There's no reason to be didactic about the language, to expect or even want the language to remain stagnant, but some distinctions are useful to uphold. Whenever a precise word is lost, the ability to articulate a precise concept becomes more difficult. And you don't have to squint to notice that these words touch questions that are fundamental to life—questions that are particularly notable during those hinge moments, in those moments when coincidence and opportunity and choice appear to collide. Obviously the dollar that my six-year-old self kept rather than lost or doubled isn't an example of a hinge moment, where a different choice foretells a vastly different future. There’s no dramatic, vital reason why this memory has stuck with me, though it was when I became aware, I believe, that I could choose between, but never reduce, risks.
If I were to make a grand and slightly unjustified claim about risk, I would say that most people prefer to have a pile of regrets rather than a list of actions that make them feel remorse. Intriguingly, this isn't necessarily what people would claim, even though it does seem that there's a slight bias toward inaction, hesitation, delay, as opposed to putting the risk on the unknown chance. And perhaps this was a perfectly rational bias for most of history. You must always choose, and there's no second chance once the lion chomps, against the river’s current, with the poisonous plant. Unforgiving conditions almost certainly predispose you toward extra care. And having an excess of regrets is probably best in harsh and primitive environments. Refining our nervous system over thousands of years to calculate and fear those irreparable risks probably does make us more reluctant to step forward today, even when the dangers, in general, are more abstract and diffuse. Which means that there’s a visceral understanding of consequences, of the potential for remorse, but the same insight doesn't seem to arise when it comes to the risks of regret. My sense is that people significantly underestimate the cost of what they don't do: the chances they forgo, the letters they don't write, the trains they don't take.

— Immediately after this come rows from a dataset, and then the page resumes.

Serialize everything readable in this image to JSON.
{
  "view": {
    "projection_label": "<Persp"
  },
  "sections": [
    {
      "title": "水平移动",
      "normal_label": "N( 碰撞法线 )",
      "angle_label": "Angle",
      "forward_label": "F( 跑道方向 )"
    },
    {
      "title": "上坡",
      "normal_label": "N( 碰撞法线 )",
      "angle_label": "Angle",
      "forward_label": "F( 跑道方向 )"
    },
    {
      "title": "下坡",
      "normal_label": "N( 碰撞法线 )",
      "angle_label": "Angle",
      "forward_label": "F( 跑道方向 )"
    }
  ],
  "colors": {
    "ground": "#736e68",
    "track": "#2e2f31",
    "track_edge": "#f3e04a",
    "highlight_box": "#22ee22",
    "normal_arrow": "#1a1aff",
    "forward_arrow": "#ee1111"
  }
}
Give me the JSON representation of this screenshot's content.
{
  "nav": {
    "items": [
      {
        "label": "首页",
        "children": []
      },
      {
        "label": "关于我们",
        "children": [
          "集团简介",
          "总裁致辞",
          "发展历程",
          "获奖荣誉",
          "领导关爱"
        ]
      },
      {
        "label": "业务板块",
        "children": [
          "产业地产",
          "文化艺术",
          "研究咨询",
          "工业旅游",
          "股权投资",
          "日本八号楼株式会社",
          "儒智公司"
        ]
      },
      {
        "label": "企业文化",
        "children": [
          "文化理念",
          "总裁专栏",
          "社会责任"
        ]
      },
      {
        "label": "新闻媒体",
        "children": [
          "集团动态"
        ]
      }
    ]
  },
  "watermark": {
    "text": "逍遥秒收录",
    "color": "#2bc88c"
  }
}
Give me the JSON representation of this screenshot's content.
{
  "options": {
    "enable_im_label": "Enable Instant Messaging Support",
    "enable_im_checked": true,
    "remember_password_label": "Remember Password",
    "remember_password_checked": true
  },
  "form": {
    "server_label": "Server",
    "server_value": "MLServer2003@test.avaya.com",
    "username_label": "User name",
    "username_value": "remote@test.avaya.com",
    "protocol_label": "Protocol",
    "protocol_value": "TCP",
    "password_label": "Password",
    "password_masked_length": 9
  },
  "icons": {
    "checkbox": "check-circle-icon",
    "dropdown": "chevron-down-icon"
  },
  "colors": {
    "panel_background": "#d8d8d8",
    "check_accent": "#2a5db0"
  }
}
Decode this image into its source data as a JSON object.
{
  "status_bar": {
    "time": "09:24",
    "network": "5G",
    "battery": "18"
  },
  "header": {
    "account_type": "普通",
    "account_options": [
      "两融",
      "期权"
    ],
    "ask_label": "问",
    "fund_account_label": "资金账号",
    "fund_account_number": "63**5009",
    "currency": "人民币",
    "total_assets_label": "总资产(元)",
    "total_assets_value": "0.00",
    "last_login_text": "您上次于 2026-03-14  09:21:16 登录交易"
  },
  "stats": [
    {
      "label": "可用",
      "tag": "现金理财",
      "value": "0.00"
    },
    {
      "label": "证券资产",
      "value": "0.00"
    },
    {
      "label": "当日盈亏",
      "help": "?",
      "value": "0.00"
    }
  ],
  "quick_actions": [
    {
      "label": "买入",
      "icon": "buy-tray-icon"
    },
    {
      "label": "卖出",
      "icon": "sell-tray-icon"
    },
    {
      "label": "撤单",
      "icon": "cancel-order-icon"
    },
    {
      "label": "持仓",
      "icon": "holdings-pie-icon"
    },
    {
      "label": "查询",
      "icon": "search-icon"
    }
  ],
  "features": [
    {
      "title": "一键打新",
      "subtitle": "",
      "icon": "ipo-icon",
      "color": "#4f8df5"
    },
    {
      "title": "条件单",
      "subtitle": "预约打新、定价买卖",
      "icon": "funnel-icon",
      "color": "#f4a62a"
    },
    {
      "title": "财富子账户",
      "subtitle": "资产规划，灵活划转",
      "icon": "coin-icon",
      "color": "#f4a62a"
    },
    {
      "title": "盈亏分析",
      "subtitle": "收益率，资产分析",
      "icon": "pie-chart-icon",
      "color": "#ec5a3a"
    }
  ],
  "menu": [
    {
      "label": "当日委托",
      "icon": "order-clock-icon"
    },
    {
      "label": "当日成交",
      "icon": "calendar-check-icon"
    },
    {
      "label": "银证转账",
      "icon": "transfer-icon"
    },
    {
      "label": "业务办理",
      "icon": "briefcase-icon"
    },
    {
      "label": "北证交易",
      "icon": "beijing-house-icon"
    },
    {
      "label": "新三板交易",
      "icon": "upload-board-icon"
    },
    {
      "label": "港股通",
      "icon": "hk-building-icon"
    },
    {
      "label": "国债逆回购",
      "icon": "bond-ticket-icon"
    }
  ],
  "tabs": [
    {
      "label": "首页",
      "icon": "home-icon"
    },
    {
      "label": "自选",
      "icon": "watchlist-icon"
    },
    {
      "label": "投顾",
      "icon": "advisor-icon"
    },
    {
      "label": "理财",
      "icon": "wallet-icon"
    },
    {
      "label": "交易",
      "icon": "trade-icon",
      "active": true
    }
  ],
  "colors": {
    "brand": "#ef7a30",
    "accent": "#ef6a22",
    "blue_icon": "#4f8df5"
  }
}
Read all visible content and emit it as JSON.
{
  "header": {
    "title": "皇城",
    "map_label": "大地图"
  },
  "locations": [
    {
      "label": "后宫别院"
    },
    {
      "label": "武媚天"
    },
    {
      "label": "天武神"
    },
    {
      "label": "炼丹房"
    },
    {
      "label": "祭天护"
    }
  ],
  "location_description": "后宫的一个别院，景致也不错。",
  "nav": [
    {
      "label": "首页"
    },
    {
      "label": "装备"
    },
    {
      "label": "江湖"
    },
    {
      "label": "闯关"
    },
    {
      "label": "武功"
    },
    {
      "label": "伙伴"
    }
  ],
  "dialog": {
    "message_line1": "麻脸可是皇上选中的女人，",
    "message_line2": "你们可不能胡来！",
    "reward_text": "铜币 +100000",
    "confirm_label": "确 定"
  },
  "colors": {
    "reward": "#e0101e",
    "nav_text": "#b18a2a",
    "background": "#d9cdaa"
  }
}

Over a long enough period, most people do permit themselves a bit of forgiveness for past mistakes. Even the most dreadful errors can be justified, or simply accepted, ushering in a sense of tranquility. But in nearly all of the stories that I've heard about loss, heartbreak, tragedy, mistake, in nearly all the tales of anguish and shame and bitterness that I've been told, there's a familiar, but quite subtle, refrain: a focus on inaction. Remorse for a past error is rationalized or resolved or even forgotten; regret about the action not taken is what seems to linger.
What appears unendurable are those memories of idleness, drift, the times of passivity. Those memories linger as fragments and shape themselves into narratives—with the most pain coming from what's unspoken, unwritten, unfinished, and unpursued. And if you're able to read this sentence, then biasing your risk toward inaction, to the avoidance of a mistake rather than the making of a mistake, is probably the wrong choice. Besides, there’s no escape, and there's no solution, against the chasm that exists between the risk of your choices: there’s the potential for regret after inaction, and there’s the potential for remorse after wrong action. But this predicament can also be clarifying—it forces you to recognize that you're always choosing.